***** SUPPLIED DATA
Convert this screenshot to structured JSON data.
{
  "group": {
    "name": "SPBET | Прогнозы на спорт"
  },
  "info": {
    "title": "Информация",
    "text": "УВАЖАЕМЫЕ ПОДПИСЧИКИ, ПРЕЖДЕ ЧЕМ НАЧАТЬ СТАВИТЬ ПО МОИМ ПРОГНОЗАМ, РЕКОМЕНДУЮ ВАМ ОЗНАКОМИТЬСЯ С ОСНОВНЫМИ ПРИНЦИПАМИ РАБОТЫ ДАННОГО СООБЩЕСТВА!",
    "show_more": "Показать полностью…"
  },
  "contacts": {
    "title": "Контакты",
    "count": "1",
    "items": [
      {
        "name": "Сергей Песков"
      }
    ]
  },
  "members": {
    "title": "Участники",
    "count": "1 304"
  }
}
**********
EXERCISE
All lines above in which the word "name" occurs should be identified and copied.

REPLY TO THE EXERCISE
    "name": "SPBET | Прогнозы на спорт"
        "name": "Сергей Песков"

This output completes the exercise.